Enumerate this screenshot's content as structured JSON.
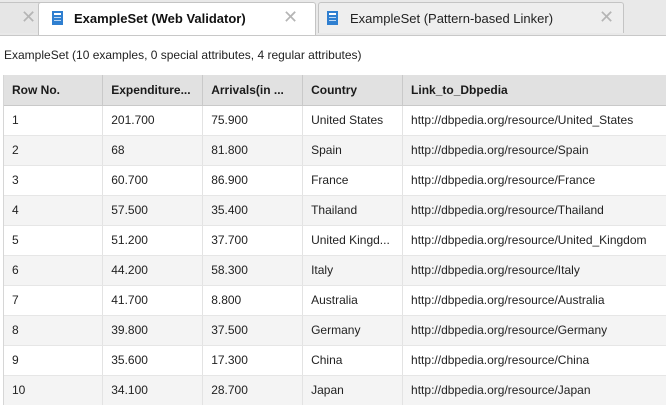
{
  "tabs": [
    {
      "label": "",
      "active": false
    },
    {
      "label": "ExampleSet (Web Validator)",
      "active": true
    },
    {
      "label": "ExampleSet (Pattern-based Linker)",
      "active": false
    }
  ],
  "summary": "ExampleSet (10 examples, 0 special attributes, 4 regular attributes)",
  "table": {
    "headers": [
      "Row No.",
      "Expenditure...",
      "Arrivals(in ...",
      "Country",
      "Link_to_Dbpedia"
    ],
    "rows": [
      [
        "1",
        "201.700",
        "75.900",
        "United States",
        "http://dbpedia.org/resource/United_States"
      ],
      [
        "2",
        "68",
        "81.800",
        "Spain",
        "http://dbpedia.org/resource/Spain"
      ],
      [
        "3",
        "60.700",
        "86.900",
        "France",
        "http://dbpedia.org/resource/France"
      ],
      [
        "4",
        "57.500",
        "35.400",
        "Thailand",
        "http://dbpedia.org/resource/Thailand"
      ],
      [
        "5",
        "51.200",
        "37.700",
        "United Kingd...",
        "http://dbpedia.org/resource/United_Kingdom"
      ],
      [
        "6",
        "44.200",
        "58.300",
        "Italy",
        "http://dbpedia.org/resource/Italy"
      ],
      [
        "7",
        "41.700",
        "8.800",
        "Australia",
        "http://dbpedia.org/resource/Australia"
      ],
      [
        "8",
        "39.800",
        "37.500",
        "Germany",
        "http://dbpedia.org/resource/Germany"
      ],
      [
        "9",
        "35.600",
        "17.300",
        "China",
        "http://dbpedia.org/resource/China"
      ],
      [
        "10",
        "34.100",
        "28.700",
        "Japan",
        "http://dbpedia.org/resource/Japan"
      ]
    ]
  },
  "icons": {
    "tab_icon": "table-icon",
    "close_icon": "close-icon"
  },
  "colors": {
    "tab_icon_blue": "#2f7fd0",
    "header_bg": "#e1e1e1",
    "alt_row_bg": "#f4f4f4"
  }
}
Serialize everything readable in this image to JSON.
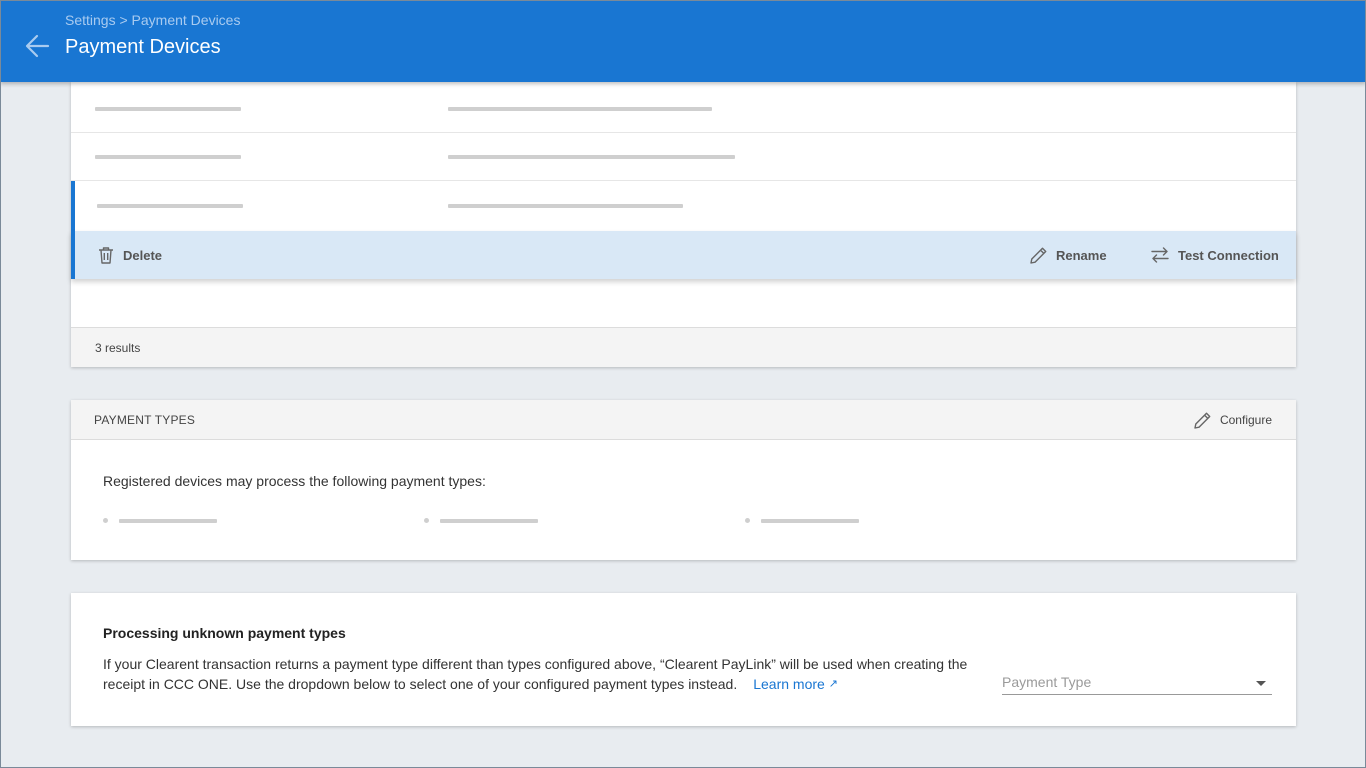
{
  "header": {
    "breadcrumb": "Settings > Payment Devices",
    "title": "Payment Devices",
    "back_icon": "arrow-left-icon",
    "color": "#1976d2"
  },
  "devices": {
    "actions": {
      "delete_label": "Delete",
      "rename_label": "Rename",
      "test_connection_label": "Test Connection"
    },
    "results_text": "3 results",
    "selected_row_color": "#d9e8f6"
  },
  "payment_types": {
    "title": "PAYMENT TYPES",
    "configure_label": "Configure",
    "description": "Registered devices may process the following payment types:"
  },
  "unknown_types": {
    "title": "Processing unknown payment types",
    "description": "If your Clearent transaction returns a payment type different than types configured above, “Clearent PayLink” will be used when creating the receipt in CCC ONE. Use the dropdown below to select one of your configured payment types instead.",
    "learn_more": "Learn more",
    "learn_more_icon": "↗",
    "select_placeholder": "Payment Type"
  }
}
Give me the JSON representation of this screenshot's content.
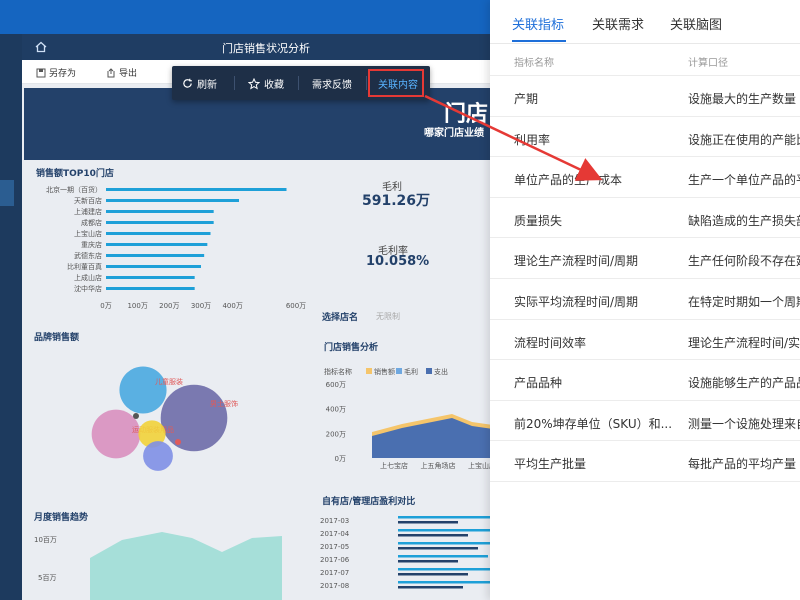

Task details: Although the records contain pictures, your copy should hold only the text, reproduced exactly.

Task result:
Enumerate this screenshot's content as structured JSON.
{
  "tabs": [
    {
      "label": "",
      "active": false
    },
    {
      "label": "ExampleSet (Web Validator)",
      "active": true
    },
    {
      "label": "ExampleSet (Pattern-based Linker)",
      "active": false
    }
  ],
  "summary": "ExampleSet (10 examples, 0 special attributes, 4 regular attributes)",
  "table": {
    "headers": [
      "Row No.",
      "Expenditure...",
      "Arrivals(in ...",
      "Country",
      "Link_to_Dbpedia"
    ],
    "rows": [
      [
        "1",
        "201.700",
        "75.900",
        "United States",
        "http://dbpedia.org/resource/United_States"
      ],
      [
        "2",
        "68",
        "81.800",
        "Spain",
        "http://dbpedia.org/resource/Spain"
      ],
      [
        "3",
        "60.700",
        "86.900",
        "France",
        "http://dbpedia.org/resource/France"
      ],
      [
        "4",
        "57.500",
        "35.400",
        "Thailand",
        "http://dbpedia.org/resource/Thailand"
      ],
      [
        "5",
        "51.200",
        "37.700",
        "United Kingd...",
        "http://dbpedia.org/resource/United_Kingdom"
      ],
      [
        "6",
        "44.200",
        "58.300",
        "Italy",
        "http://dbpedia.org/resource/Italy"
      ],
      [
        "7",
        "41.700",
        "8.800",
        "Australia",
        "http://dbpedia.org/resource/Australia"
      ],
      [
        "8",
        "39.800",
        "37.500",
        "Germany",
        "http://dbpedia.org/resource/Germany"
      ],
      [
        "9",
        "35.600",
        "17.300",
        "China",
        "http://dbpedia.org/resource/China"
      ],
      [
        "10",
        "34.100",
        "28.700",
        "Japan",
        "http://dbpedia.org/resource/Japan"
      ]
    ]
  },
  "icons": {
    "tab_icon": "table-icon",
    "close_icon": "close-icon"
  },
  "colors": {
    "tab_icon_blue": "#2f7fd0",
    "header_bg": "#e1e1e1",
    "alt_row_bg": "#f4f4f4"
  }
}
Serialize everything readable in this image to JSON.
{
  "header": {
    "breadcrumb": "Settings > Payment Devices",
    "title": "Payment Devices",
    "back_icon": "arrow-left-icon",
    "color": "#1976d2"
  },
  "devices": {
    "actions": {
      "delete_label": "Delete",
      "rename_label": "Rename",
      "test_connection_label": "Test Connection"
    },
    "results_text": "3 results",
    "selected_row_color": "#d9e8f6"
  },
  "payment_types": {
    "title": "PAYMENT TYPES",
    "configure_label": "Configure",
    "description": "Registered devices may process the following payment types:"
  },
  "unknown_types": {
    "title": "Processing unknown payment types",
    "description": "If your Clearent transaction returns a payment type different than types configured above, “Clearent PayLink” will be used when creating the receipt in CCC ONE. Use the dropdown below to select one of your configured payment types instead.",
    "learn_more": "Learn more",
    "learn_more_icon": "↗",
    "select_placeholder": "Payment Type"
  }
}
Give me the JSON representation of this screenshot's content.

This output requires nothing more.